The overall duration, from initiation to establishment is normally 2 to 4 months. But it varies with the organizational structure and scale of the company involved. However, because China doesn’t recognize such international trademarks, we suggest that you reapply for trademark registration in mainland China to protect your own rights while doing so.

As for the frequently asked question ‘How can Taiwanese people get a permit to open up companies in mainland China?’, under previously-used rules, permits meant company business licenses, national and local tax registration certificates, and organizational institution codes. Since 2015, these three certificates have been replaced by one business license. In the future, when setting up a company in mainland China one need only obtain one license. If enterprise certification is required, showing the business license satisfies this. The process and units for Taiwanese persons setting up companies in mainland China may do so following the above mentioned procedure.
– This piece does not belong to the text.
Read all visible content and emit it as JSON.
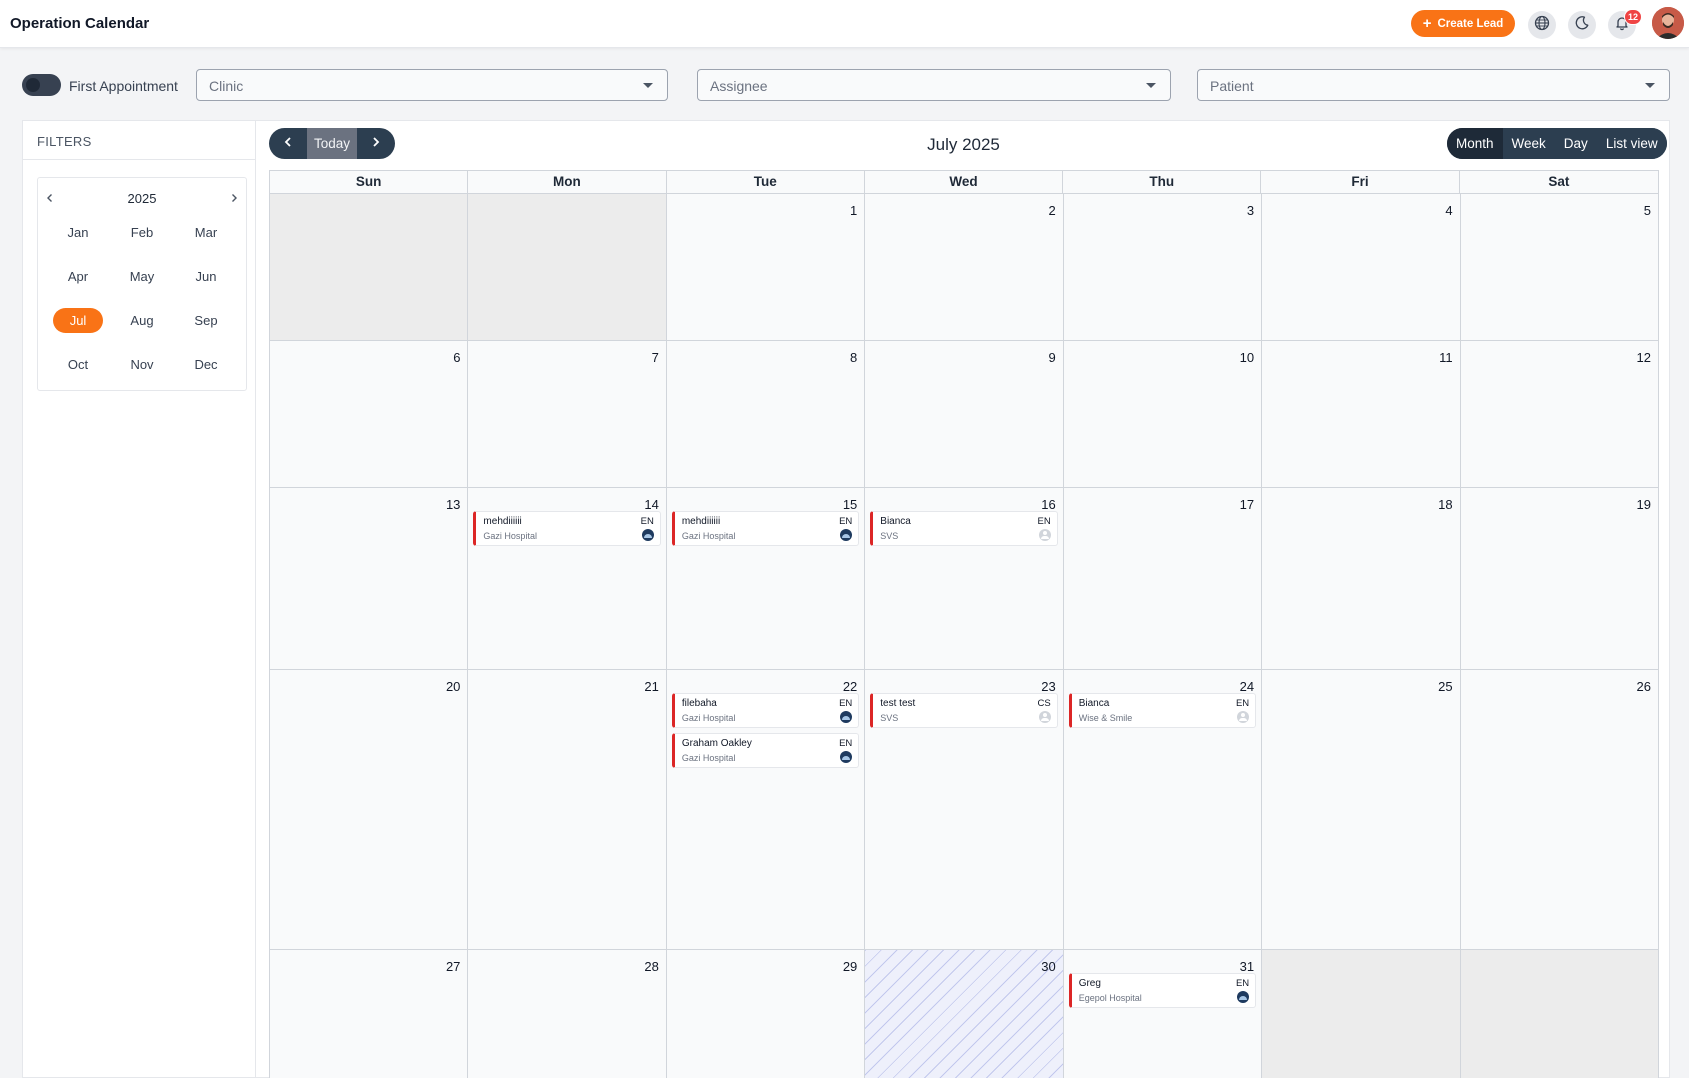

The fact is that even if the company is referred to in English as something like a “sole proprietorship” limited company, Chinese law says that besides one legal representative, there must also be at least one supervisor. For the company to exist, there must be two people, which is slightly different from the real meaning of a single one-person company in Taiwan. During the application process, attention must be carefully paid to this.

Documents required for Taiwanese individuals setting up companies in mainland China

  • Registered Name for the Mainland Company: It should include the region, company name, and industry suffix.
  • Registration Information of the Investing Company: Needs authentication by the resident embassy.
  • Registered Address for the Chinese Company: Valid lease agreement should be provided.
  • Basic Personnel Composition of the Company: Includes 1 legal representative/company head and 1 supervisor, both of whom should possess Taiwanese identification documents.
  • Total Investment and Registered Capital.
  • Business Scope and Operating Duration.
  • Bank Credit Certification.
  • Chinese Mobile Number Authentication: Required for company registration and bank account opening processes.

For certain industries like cosmetics, food, and medical devices, additional documents and separate inspection procedures may be necessary. Formal business operations may commence only after acquiring the necessary permits for these industries.

Taxation and annual compliance


The tax laws of China are thus more complex than those in Taiwan. In addition to the Corporate Income Tax, there are all manner of different kinds of taxes depending on how they do business. The tax liability varies for different business activities. Besides, attention must be given to the personal income tax burden for local resident employees. To prevent legal repercussions, it is essential to manage these numerous aspects of taxation.

Annual Compliance

Governmental departments such as the Administration for Industry and Commerce also carry out an annual inspection to determine if companies are meeting all legal requirements and whether they possess valid operational permits. The inspection includes:

  • Registered Capital: Checking if the investment aligns with the stipulations in the company’s charter and application.
  • Business Scope: Ensuring the current business operations comply with permitted areas.
  • Company Scale: Verifying if the number of employees aligns with the registered conditions.
  • Registration Status: Confirming if any changes have occurred in the registered status during operations.
  • Financial Status: Reviewing profitability, tax payment, and adherence to policies and regulations on foreign exchange usage.

If you find this information overwhelming or need more clarity on registering a company in China or understanding the related costs, don’t hesitate to reach out to us at FastLane Group. Schedule a free consultation on how to start a business in China.